▶ Task details
Looking through the data below, work out how many lines have the word "border". Reply with that number only.

----- Records shown -----

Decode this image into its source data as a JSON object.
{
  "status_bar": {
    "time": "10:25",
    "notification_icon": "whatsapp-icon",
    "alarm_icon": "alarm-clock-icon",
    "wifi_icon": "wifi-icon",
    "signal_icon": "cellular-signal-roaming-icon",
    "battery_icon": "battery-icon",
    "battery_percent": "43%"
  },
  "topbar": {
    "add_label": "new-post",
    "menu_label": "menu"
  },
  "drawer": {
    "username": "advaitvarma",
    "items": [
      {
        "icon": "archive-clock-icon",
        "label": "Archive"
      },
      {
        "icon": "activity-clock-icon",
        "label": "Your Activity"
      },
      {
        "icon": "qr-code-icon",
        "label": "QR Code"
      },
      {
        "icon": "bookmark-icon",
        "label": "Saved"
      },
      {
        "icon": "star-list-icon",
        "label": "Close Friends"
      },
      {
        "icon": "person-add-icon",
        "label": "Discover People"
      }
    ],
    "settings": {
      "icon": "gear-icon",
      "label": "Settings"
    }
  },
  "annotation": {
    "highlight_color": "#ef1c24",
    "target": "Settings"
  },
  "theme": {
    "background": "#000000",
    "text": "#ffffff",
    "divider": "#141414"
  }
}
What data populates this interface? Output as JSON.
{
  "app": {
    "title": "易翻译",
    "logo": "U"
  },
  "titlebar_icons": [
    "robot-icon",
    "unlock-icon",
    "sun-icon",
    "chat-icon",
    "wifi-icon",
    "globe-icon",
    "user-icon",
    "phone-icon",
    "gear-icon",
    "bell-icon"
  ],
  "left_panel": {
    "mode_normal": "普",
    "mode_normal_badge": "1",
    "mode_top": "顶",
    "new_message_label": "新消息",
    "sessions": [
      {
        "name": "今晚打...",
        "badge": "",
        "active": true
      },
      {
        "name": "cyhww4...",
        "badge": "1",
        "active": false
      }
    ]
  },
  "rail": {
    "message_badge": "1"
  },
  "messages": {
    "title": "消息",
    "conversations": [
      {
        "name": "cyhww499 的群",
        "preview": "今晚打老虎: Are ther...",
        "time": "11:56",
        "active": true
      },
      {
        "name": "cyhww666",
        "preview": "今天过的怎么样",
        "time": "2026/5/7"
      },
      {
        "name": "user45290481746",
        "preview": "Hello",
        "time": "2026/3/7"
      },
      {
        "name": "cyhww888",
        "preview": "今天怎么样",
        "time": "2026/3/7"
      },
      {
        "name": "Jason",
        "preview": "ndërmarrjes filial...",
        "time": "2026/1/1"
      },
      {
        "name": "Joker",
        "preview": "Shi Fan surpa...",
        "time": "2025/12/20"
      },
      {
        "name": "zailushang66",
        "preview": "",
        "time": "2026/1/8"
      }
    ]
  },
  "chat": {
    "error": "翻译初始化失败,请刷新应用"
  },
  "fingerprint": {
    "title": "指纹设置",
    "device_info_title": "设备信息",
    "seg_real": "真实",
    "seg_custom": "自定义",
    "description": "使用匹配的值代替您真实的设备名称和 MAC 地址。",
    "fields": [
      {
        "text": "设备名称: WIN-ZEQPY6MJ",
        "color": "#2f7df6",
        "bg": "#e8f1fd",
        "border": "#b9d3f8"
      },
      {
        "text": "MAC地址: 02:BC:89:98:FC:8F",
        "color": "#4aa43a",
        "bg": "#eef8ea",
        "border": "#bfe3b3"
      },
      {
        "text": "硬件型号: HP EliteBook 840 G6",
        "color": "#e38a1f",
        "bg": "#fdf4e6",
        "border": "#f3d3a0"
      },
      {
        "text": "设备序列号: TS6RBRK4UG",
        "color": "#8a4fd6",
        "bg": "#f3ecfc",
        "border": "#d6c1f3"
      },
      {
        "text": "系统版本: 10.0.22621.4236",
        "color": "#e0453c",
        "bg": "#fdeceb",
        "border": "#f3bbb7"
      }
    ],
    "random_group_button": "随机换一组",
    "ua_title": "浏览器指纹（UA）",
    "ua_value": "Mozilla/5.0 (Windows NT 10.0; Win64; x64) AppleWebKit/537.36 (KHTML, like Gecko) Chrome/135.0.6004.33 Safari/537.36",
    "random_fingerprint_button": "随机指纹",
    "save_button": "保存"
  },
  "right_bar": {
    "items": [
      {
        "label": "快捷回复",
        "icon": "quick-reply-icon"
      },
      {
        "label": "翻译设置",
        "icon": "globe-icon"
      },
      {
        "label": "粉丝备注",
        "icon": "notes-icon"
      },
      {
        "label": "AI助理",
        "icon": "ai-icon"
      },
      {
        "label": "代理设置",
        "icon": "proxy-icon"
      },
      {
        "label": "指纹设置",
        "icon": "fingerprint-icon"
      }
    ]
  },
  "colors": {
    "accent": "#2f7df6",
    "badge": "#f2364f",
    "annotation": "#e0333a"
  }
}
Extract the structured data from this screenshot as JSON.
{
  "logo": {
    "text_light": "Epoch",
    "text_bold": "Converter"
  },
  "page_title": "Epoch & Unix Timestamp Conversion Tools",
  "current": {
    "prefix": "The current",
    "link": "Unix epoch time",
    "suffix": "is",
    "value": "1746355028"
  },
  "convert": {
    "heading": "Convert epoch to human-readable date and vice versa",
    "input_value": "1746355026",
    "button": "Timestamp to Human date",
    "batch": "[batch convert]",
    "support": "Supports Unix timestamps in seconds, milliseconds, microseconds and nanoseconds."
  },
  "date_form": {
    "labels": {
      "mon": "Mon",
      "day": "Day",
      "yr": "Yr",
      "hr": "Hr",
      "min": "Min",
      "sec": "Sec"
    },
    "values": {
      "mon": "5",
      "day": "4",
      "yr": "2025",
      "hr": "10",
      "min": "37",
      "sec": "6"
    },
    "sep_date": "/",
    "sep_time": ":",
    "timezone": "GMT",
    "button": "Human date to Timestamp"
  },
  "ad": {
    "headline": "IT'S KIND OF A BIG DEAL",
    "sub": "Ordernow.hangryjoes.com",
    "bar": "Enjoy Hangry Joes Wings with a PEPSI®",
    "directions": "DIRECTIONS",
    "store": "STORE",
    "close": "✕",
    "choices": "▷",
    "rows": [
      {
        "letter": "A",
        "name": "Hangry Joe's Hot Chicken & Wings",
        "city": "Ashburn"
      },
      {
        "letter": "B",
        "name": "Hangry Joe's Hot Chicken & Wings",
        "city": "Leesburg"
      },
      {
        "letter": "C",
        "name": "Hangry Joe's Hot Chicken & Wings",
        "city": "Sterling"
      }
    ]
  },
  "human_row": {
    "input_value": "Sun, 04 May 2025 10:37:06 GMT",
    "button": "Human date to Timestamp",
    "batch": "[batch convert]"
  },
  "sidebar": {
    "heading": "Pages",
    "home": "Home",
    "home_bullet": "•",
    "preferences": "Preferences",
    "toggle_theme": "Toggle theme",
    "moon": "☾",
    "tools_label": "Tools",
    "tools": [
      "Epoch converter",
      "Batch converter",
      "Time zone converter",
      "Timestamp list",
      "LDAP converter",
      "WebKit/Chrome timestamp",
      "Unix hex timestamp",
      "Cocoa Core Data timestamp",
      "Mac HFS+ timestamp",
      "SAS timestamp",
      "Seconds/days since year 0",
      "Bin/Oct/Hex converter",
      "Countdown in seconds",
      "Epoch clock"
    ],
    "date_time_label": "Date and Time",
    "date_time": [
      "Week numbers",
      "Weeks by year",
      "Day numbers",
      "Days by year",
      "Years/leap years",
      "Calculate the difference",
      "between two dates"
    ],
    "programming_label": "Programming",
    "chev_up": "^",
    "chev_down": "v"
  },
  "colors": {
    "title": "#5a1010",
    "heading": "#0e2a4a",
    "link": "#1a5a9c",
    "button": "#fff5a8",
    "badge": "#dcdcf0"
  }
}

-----

▶ Completed exercise
5